*** Opening of MATERIAL SHOWN ***
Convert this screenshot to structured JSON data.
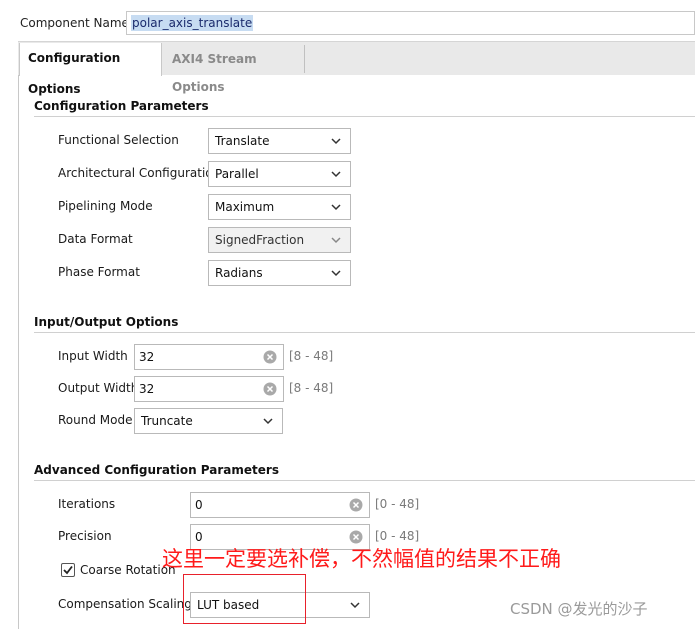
{
  "component": {
    "label": "Component Name",
    "value": "polar_axis_translate"
  },
  "tabs": [
    {
      "label": "Configuration Options",
      "active": true
    },
    {
      "label": "AXI4 Stream Options",
      "active": false
    }
  ],
  "config_params": {
    "title": "Configuration Parameters",
    "fields": [
      {
        "label": "Functional Selection",
        "value": "Translate",
        "disabled": false
      },
      {
        "label": "Architectural Configuration",
        "value": "Parallel",
        "disabled": false
      },
      {
        "label": "Pipelining Mode",
        "value": "Maximum",
        "disabled": false
      },
      {
        "label": "Data Format",
        "value": "SignedFraction",
        "disabled": true
      },
      {
        "label": "Phase Format",
        "value": "Radians",
        "disabled": false
      }
    ]
  },
  "io_options": {
    "title": "Input/Output Options",
    "input_width": {
      "label": "Input Width",
      "value": "32",
      "range": "[8 - 48]"
    },
    "output_width": {
      "label": "Output Width",
      "value": "32",
      "range": "[8 - 48]"
    },
    "round_mode": {
      "label": "Round Mode",
      "value": "Truncate"
    }
  },
  "advanced": {
    "title": "Advanced Configuration Parameters",
    "iterations": {
      "label": "Iterations",
      "value": "0",
      "range": "[0 - 48]"
    },
    "precision": {
      "label": "Precision",
      "value": "0",
      "range": "[0 - 48]"
    },
    "coarse_rotation": {
      "label": "Coarse Rotation",
      "checked": true
    },
    "compensation": {
      "label": "Compensation Scaling",
      "value": "LUT based"
    }
  },
  "annotation": {
    "text": "这里一定要选补偿，不然幅值的结果不正确",
    "color": "#ff1a1a"
  },
  "watermark": "CSDN @发光的沙子",
  "colors": {
    "selection": "#c7dcf2",
    "tab_inactive_text": "#8a8a8a"
  }
}
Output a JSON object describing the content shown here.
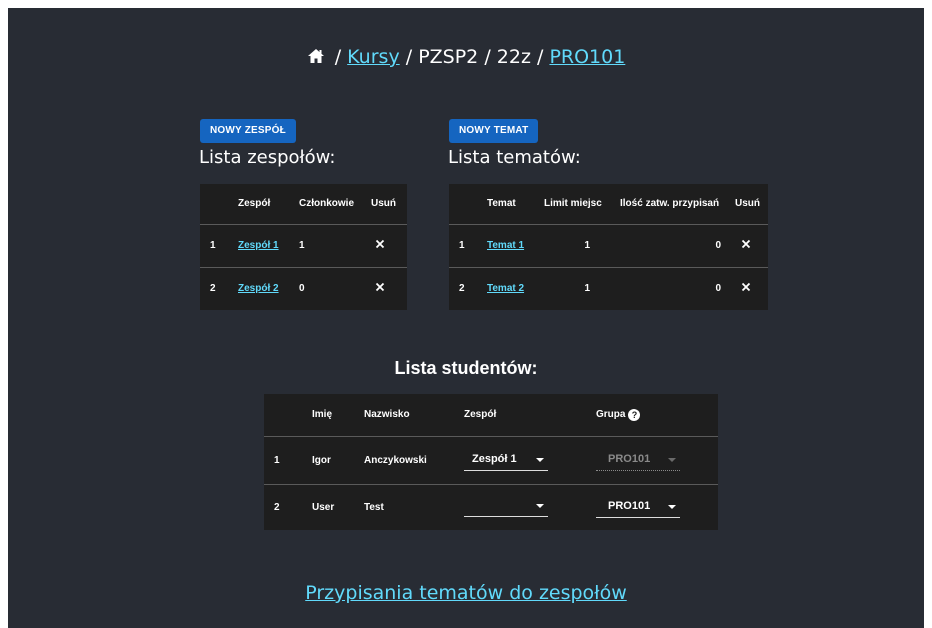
{
  "breadcrumb": {
    "home_icon": "home-icon",
    "sep": "/",
    "kursy": "Kursy",
    "course": "PZSP2",
    "semester": "22z",
    "code": "PRO101"
  },
  "teams": {
    "new_button": "NOWY ZESPÓŁ",
    "title": "Lista zespołów:",
    "headers": [
      "Zespół",
      "Członkowie",
      "Usuń"
    ],
    "rows": [
      {
        "index": "1",
        "name": "Zespół 1",
        "members": "1"
      },
      {
        "index": "2",
        "name": "Zespół 2",
        "members": "0"
      }
    ]
  },
  "topics": {
    "new_button": "NOWY TEMAT",
    "title": "Lista tematów:",
    "headers": [
      "Temat",
      "Limit miejsc",
      "Ilość zatw. przypisań",
      "Usuń"
    ],
    "rows": [
      {
        "index": "1",
        "name": "Temat 1",
        "limit": "1",
        "approved": "0"
      },
      {
        "index": "2",
        "name": "Temat 2",
        "limit": "1",
        "approved": "0"
      }
    ]
  },
  "students": {
    "title": "Lista studentów:",
    "headers": [
      "Imię",
      "Nazwisko",
      "Zespół",
      "Grupa"
    ],
    "help_icon": "question-circle-icon",
    "rows": [
      {
        "index": "1",
        "first": "Igor",
        "last": "Anczykowski",
        "team": "Zespół 1",
        "group": "PRO101",
        "group_disabled": true
      },
      {
        "index": "2",
        "first": "User",
        "last": "Test",
        "team": "",
        "group": "PRO101",
        "group_disabled": false
      }
    ]
  },
  "footer": {
    "link": "Przypisania tematów do zespołów"
  },
  "colors": {
    "background": "#282c34",
    "table": "#1e1e1e",
    "link": "#61dafb",
    "button": "#1565c0"
  }
}
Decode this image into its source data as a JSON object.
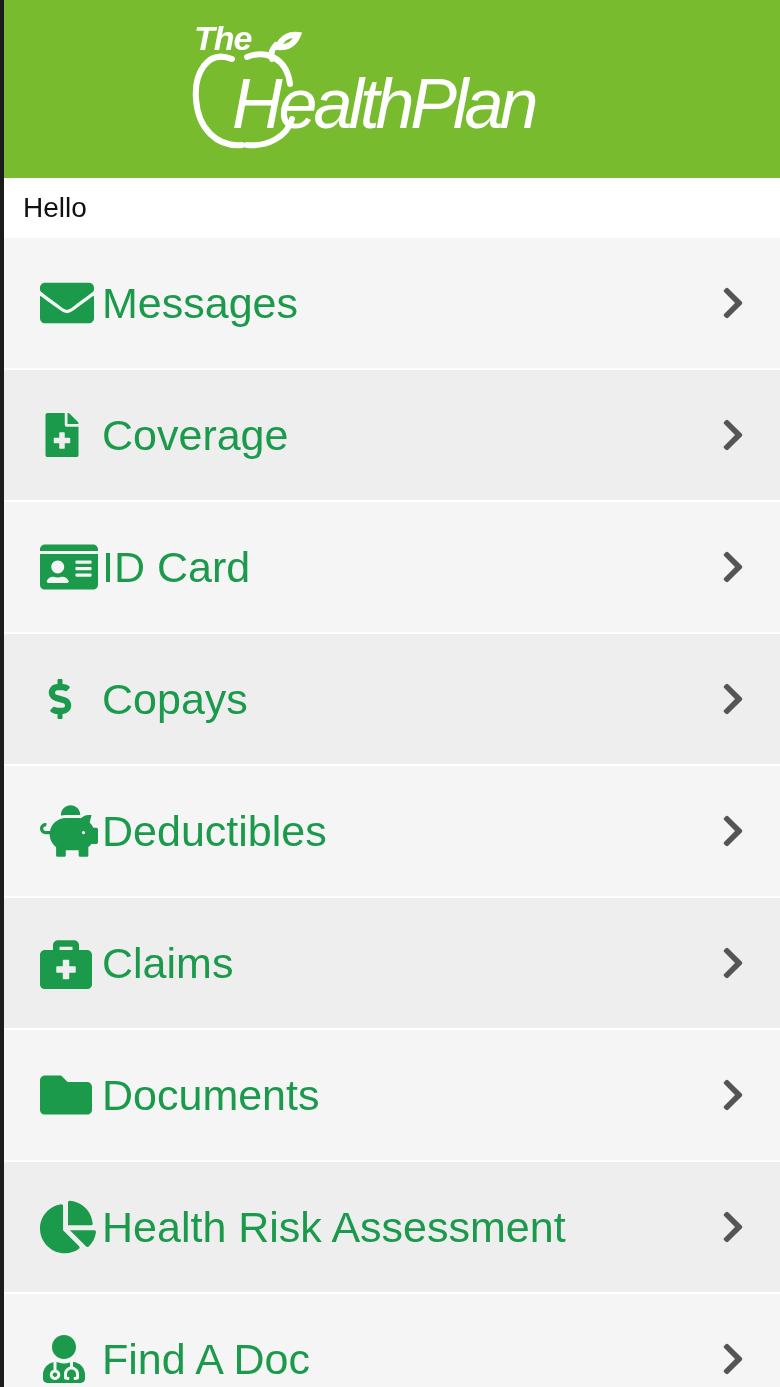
{
  "header": {
    "logo_small": "The",
    "logo_large": "HealthPlan"
  },
  "greeting": "Hello",
  "menu": [
    {
      "label": "Messages",
      "kind": "envelope"
    },
    {
      "label": "Coverage",
      "kind": "clipboard"
    },
    {
      "label": "ID Card",
      "kind": "idcard"
    },
    {
      "label": "Copays",
      "kind": "dollar"
    },
    {
      "label": "Deductibles",
      "kind": "piggy"
    },
    {
      "label": "Claims",
      "kind": "medkit"
    },
    {
      "label": "Documents",
      "kind": "folder"
    },
    {
      "label": "Health Risk Assessment",
      "kind": "pie"
    },
    {
      "label": "Find A Doc",
      "kind": "doctor"
    }
  ]
}
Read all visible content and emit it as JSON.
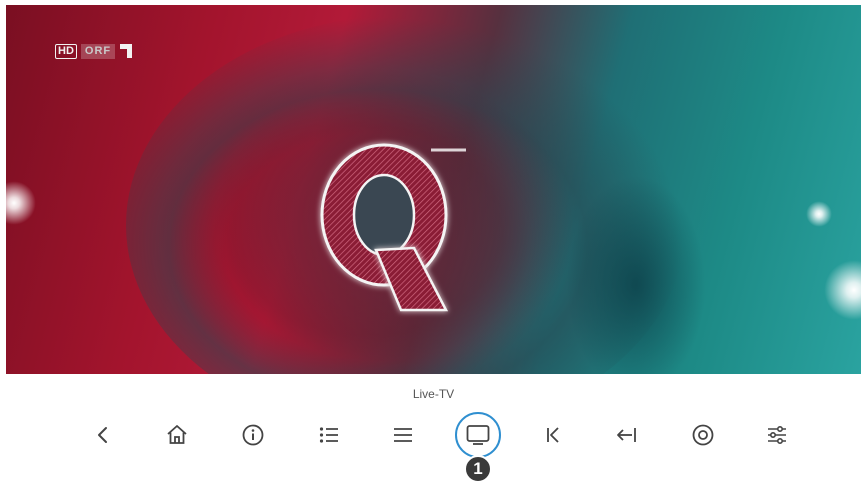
{
  "video": {
    "channel": {
      "hd": "HD",
      "name": "ORF"
    }
  },
  "player": {
    "current_mode_label": "Live-TV",
    "step_badge": "1",
    "accent_color": "#2f8fd0",
    "icon_color": "#444444",
    "buttons": [
      {
        "id": "back",
        "icon": "chevron-left-icon"
      },
      {
        "id": "home",
        "icon": "home-icon"
      },
      {
        "id": "info",
        "icon": "info-icon"
      },
      {
        "id": "list",
        "icon": "bulleted-list-icon"
      },
      {
        "id": "menu",
        "icon": "hamburger-menu-icon"
      },
      {
        "id": "live-tv",
        "icon": "tv-icon",
        "selected": true
      },
      {
        "id": "restart",
        "icon": "skip-to-start-icon"
      },
      {
        "id": "jump-back",
        "icon": "arrow-left-to-bar-icon"
      },
      {
        "id": "record",
        "icon": "record-icon"
      },
      {
        "id": "settings",
        "icon": "sliders-icon"
      }
    ]
  }
}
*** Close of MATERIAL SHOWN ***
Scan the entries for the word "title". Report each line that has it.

→ SOLUTION
    "title": "Configuration Parameters",
    "title": "Input/Output Options",
    "title": "Advanced Configuration Parameters",
    "title": "Lista zespołów:",
    "title": "Lista tematów:",
    "title": "Lista studentów:",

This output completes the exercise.